Brand Awareness, Aided: The percentage of respondents aware of a specific brand when asked, “Which of the following brands have you ever seen or heard of?”
Brand Awareness, Unaided: The percentage of respondents aware of a specific brand when asked, “When you think of peanut butter (i.e., category), what brands come to mind?” PROBE: “What other brands of peanut butter can you think of?”
Brand Equity: The level of awareness and consumer “goodwill” generated by a company's brands and/or products.
Brand Equity Monitor™: Decision Analyst’s proprietary model that measures relative brand preference based on all aspects of the brand, including both rational and emotional perceptions of the products/services. Learn More
Brand Footprint: A European term for Brand Image.
Brand Image: The total impression created in the mind of a potential consumer by a brand and all its functional, perceptual, and psychological associations.
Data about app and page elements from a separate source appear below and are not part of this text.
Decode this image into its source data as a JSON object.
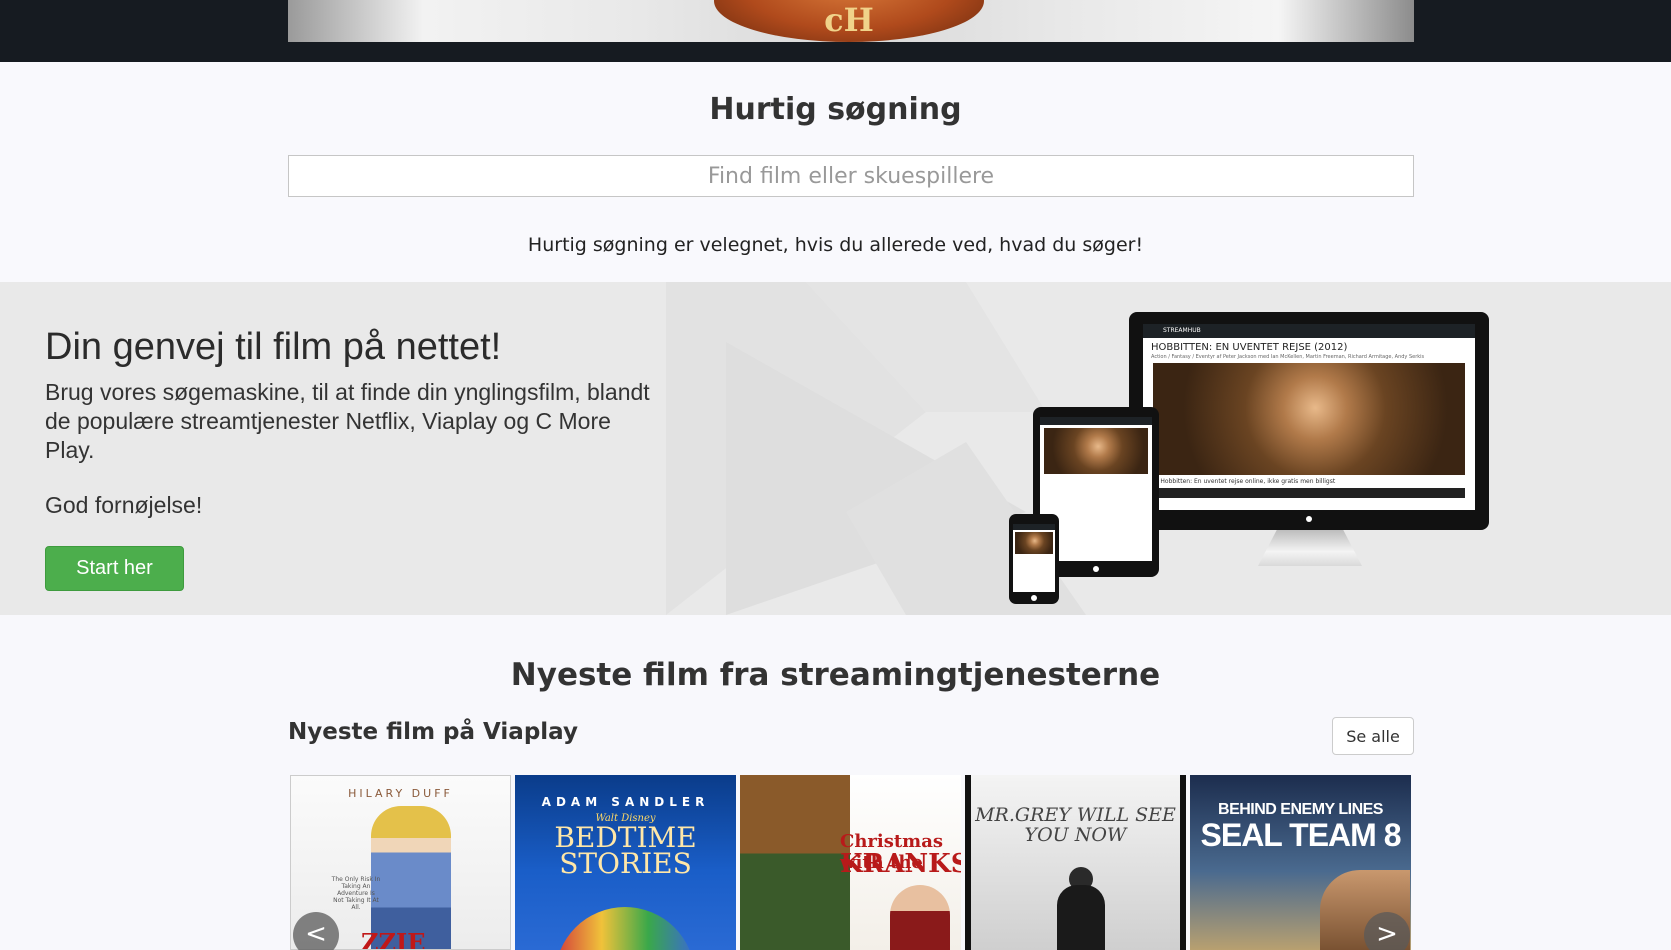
{
  "banner": {
    "logo_text": "cH"
  },
  "quick_search": {
    "title": "Hurtig søgning",
    "placeholder": "Find film eller skuespillere",
    "hint": "Hurtig søgning er velegnet, hvis du allerede ved, hvad du søger!"
  },
  "hero": {
    "title": "Din genvej til film på nettet!",
    "text": "Brug vores søgemaskine, til at finde din ynglingsfilm, blandt de populære streamtjenester Netflix, Viaplay og C More Play.",
    "greeting": "God fornøjelse!",
    "button_label": "Start her",
    "button_color": "#4cae4c",
    "device_mockup": {
      "brand": "STREAMHUB",
      "page_heading": "HOBBITTEN: EN UVENTET REJSE (2012)",
      "page_sub": "Action / Fantasy / Eventyr af Peter Jackson med Ian McKellen, Martin Freeman, Richard Armitage, Andy Serkis",
      "caption": "Se Hobbitten: En uventet rejse online, ikke gratis men billigst"
    }
  },
  "newest": {
    "title": "Nyeste film fra streamingtjenesterne",
    "subtitle": "Nyeste film på Viaplay",
    "see_all_label": "Se alle",
    "prev_label": "<",
    "next_label": ">",
    "posters": [
      {
        "actor": "HILARY DUFF",
        "tagline": "The Only Risk In Taking An Adventure Is Not Taking It At All.",
        "logo": "ZZIE"
      },
      {
        "actor": "ADAM SANDLER",
        "studio": "Walt Disney",
        "title": "BEDTIME STORIES"
      },
      {
        "title_line1": "Christmas with the",
        "title_line2": "KRANKS"
      },
      {
        "title": "MR.GREY WILL SEE YOU NOW"
      },
      {
        "title_line1": "BEHIND ENEMY LINES",
        "title_line2": "SEAL TEAM 8"
      }
    ]
  }
}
Brand personality, brand character, and brand expression are terms with similar meaning.
Brand Loyalty: The preference by a consumer of one brand over another, often resulting in repeat purchases for the preferred brand.
Break Off: The act of a respondent aborting a survey during its execution.
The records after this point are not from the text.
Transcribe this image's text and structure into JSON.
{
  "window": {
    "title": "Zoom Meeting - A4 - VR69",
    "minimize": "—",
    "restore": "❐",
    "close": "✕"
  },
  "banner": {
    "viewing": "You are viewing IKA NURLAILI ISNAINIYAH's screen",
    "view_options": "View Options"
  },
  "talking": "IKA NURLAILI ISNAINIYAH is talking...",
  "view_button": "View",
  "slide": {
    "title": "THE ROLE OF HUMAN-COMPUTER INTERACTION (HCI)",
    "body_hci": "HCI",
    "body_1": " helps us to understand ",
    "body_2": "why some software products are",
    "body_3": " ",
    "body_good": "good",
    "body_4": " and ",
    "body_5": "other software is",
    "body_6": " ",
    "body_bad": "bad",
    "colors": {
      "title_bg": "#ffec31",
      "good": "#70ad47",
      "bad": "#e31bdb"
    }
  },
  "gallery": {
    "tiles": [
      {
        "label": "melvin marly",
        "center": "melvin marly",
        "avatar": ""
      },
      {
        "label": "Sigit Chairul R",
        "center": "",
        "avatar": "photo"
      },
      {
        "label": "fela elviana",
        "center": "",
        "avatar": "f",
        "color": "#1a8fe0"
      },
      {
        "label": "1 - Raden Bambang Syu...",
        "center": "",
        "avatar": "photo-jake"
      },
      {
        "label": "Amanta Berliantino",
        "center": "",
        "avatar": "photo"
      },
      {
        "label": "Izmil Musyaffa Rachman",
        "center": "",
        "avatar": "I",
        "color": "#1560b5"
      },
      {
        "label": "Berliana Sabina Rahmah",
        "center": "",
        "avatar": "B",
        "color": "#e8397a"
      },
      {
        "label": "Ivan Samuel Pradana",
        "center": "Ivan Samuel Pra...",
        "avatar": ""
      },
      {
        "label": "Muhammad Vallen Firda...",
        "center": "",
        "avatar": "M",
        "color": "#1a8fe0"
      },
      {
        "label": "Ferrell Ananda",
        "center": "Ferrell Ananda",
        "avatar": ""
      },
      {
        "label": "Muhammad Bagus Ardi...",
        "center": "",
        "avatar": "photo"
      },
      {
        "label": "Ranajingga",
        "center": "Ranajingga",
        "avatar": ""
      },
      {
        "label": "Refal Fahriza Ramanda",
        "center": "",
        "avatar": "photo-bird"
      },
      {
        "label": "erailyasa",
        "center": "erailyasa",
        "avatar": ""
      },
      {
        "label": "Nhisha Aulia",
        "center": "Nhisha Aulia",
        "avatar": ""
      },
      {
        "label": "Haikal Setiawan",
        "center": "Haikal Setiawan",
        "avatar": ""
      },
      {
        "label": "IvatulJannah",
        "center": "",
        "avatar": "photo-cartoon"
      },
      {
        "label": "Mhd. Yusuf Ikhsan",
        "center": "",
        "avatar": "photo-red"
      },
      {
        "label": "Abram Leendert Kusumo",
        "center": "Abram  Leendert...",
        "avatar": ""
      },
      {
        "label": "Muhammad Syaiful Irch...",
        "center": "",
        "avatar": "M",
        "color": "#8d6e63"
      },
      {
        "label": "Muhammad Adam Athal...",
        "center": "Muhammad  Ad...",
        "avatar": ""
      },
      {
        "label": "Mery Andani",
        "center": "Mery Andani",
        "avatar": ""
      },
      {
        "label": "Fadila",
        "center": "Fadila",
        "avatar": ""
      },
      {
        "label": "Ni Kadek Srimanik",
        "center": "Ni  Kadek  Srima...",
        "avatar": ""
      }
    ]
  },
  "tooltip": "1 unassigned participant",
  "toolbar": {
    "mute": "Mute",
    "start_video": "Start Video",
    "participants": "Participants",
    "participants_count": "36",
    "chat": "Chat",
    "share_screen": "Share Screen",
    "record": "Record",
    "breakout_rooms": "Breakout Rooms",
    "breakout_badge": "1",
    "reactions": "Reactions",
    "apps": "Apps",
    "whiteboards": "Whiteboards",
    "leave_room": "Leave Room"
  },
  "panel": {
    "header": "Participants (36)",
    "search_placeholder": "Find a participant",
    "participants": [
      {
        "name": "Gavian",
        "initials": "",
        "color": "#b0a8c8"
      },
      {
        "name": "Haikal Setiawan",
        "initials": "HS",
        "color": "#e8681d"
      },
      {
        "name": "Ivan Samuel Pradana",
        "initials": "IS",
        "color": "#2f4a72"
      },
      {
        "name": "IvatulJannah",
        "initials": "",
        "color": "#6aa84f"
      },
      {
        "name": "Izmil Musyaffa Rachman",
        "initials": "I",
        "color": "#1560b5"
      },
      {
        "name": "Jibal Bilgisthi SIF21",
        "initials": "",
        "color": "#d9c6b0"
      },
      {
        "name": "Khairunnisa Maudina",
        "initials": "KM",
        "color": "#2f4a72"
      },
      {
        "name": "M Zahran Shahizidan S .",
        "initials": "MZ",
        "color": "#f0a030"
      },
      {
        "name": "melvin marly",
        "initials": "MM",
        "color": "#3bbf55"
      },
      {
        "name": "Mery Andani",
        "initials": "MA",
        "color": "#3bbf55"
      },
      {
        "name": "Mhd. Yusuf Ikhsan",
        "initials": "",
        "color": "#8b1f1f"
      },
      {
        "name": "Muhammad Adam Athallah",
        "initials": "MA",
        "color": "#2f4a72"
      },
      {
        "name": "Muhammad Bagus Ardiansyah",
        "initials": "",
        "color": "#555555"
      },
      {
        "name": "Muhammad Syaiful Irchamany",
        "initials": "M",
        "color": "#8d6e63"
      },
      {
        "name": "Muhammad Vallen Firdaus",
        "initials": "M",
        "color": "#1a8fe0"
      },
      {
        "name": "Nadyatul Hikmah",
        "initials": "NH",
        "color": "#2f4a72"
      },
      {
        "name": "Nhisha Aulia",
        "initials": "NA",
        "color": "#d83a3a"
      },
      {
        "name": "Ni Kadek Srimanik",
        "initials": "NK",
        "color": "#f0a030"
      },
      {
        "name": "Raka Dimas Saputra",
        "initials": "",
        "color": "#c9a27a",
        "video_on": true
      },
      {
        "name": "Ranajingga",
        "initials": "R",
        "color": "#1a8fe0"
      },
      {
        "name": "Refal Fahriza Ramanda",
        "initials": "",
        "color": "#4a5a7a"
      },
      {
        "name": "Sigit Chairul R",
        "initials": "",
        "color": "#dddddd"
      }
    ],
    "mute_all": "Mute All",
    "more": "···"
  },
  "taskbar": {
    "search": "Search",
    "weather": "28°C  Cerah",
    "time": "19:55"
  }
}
Briefing: A training session, prior to starting work on a study/survey, in which all of the survey specifications, questionnaire parts, and details of the interview are reviewed, explained, and clarified for all interviewers assigned to the project. This is generally followed by practice interviews being administered by one interviewer to another.
Broadband: See Bandwidth.
Browser: A software program that allows the user to access the web. Firefox, Chrome, and Internet Explorer are some examples of browsers.
Bulletin Board: A software system that permits people to have discussions online, read postings, add comments and feedback, upload and download files, etc. Decision Analyst conducts Time-Extended™ Online Discussion Forums using bulletin board software. Learn More
Buying Intent: Also called Purchase Intent. A five-point scale used to measure the likelihood that a respondent will purchase a product or service: “definitely buy,” “probably buy,” “might or might not buy,” “probably not buy,” and “definitely not buy.”
Contact Decision Analyst
If you would like more information on Marketing Research, please contact Jerry W. Thomas by emailing firstname.lastname@example.org or by calling 1-817-640-6166.